--- Records to use Enclosed Below ---

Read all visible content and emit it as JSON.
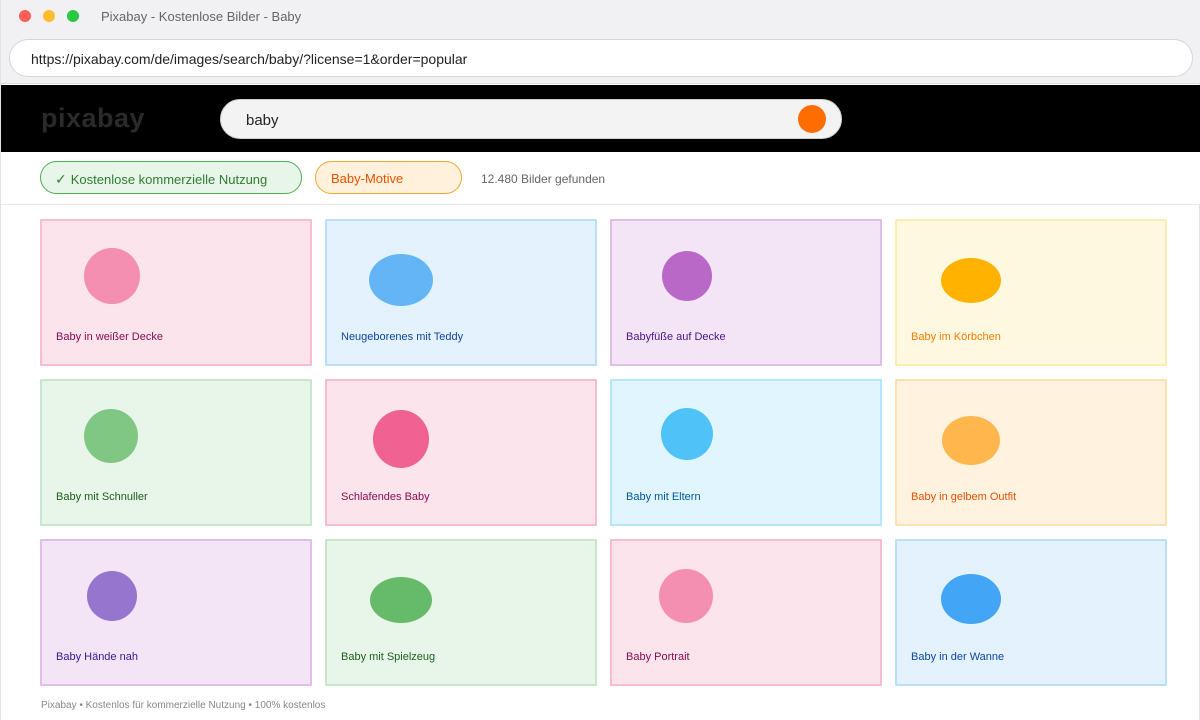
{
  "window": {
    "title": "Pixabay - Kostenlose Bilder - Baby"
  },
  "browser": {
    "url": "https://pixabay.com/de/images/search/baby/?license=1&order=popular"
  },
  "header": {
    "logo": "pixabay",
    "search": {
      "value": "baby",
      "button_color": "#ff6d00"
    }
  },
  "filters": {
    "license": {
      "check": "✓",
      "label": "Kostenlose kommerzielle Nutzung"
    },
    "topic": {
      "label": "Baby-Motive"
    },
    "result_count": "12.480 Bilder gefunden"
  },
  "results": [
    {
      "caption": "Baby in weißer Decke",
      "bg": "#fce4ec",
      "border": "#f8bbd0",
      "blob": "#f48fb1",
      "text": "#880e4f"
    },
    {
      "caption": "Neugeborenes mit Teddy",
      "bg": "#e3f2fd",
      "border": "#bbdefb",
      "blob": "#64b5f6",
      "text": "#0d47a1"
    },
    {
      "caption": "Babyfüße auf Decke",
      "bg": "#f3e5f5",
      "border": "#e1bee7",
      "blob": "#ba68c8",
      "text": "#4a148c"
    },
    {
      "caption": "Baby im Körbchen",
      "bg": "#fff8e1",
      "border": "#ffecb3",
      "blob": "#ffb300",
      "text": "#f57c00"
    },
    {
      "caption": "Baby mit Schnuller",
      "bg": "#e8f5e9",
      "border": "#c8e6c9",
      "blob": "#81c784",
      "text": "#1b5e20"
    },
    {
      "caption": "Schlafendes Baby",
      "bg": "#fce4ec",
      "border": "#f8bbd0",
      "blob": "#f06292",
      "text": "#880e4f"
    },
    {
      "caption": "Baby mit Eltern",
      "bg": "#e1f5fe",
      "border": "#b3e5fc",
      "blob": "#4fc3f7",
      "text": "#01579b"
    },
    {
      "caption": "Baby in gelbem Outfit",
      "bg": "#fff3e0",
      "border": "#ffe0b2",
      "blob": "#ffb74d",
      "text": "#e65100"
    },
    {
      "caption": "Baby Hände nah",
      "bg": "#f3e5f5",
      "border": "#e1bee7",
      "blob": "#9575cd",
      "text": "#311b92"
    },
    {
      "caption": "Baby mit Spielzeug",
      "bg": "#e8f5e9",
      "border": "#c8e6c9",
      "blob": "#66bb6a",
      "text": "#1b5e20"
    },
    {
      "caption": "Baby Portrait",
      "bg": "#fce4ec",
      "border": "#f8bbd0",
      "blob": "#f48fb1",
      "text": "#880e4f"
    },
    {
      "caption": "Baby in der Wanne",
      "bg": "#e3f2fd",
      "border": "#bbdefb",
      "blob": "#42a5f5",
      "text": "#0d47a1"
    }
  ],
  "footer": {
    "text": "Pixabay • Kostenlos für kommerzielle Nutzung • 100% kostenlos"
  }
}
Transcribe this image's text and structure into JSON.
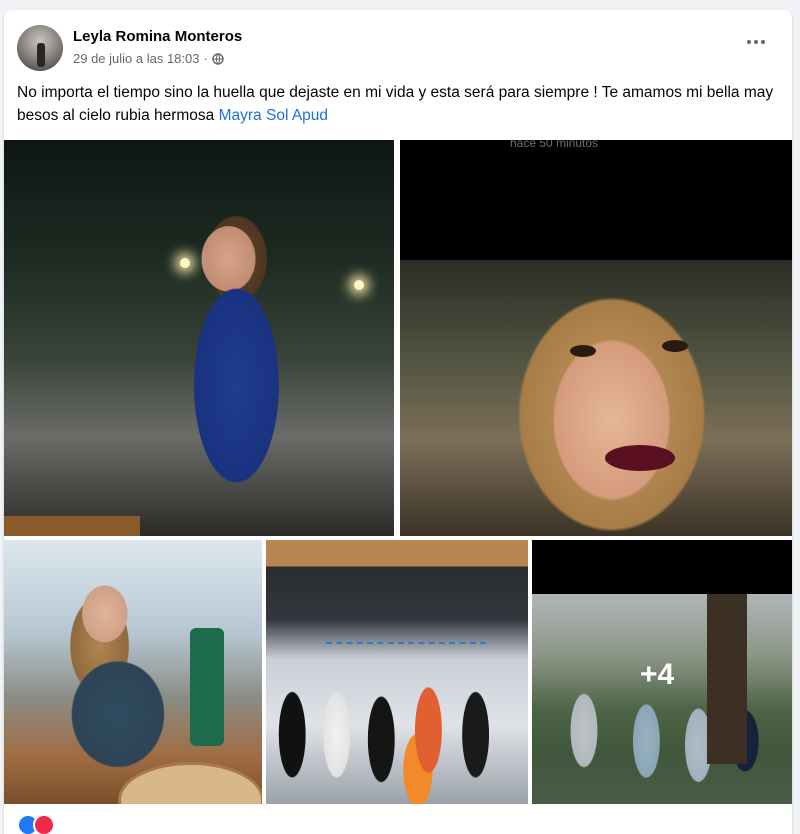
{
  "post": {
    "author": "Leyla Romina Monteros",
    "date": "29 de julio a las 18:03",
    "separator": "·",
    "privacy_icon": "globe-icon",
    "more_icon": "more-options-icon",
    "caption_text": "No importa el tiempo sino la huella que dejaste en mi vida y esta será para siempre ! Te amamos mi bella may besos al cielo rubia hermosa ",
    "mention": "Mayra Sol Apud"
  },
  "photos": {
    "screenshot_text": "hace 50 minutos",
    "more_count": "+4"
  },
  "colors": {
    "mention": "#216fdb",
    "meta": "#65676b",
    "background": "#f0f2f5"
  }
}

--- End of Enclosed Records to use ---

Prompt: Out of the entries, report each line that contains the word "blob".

Answer to the problem:
      "blob": "#f48fb1",
      "blob": "#64b5f6",
      "blob": "#ba68c8",
      "blob": "#ffb300",
      "blob": "#81c784",
      "blob": "#f06292",
      "blob": "#4fc3f7",
      "blob": "#ffb74d",
      "blob": "#9575cd",
      "blob": "#66bb6a",
      "blob": "#f48fb1",
      "blob": "#42a5f5",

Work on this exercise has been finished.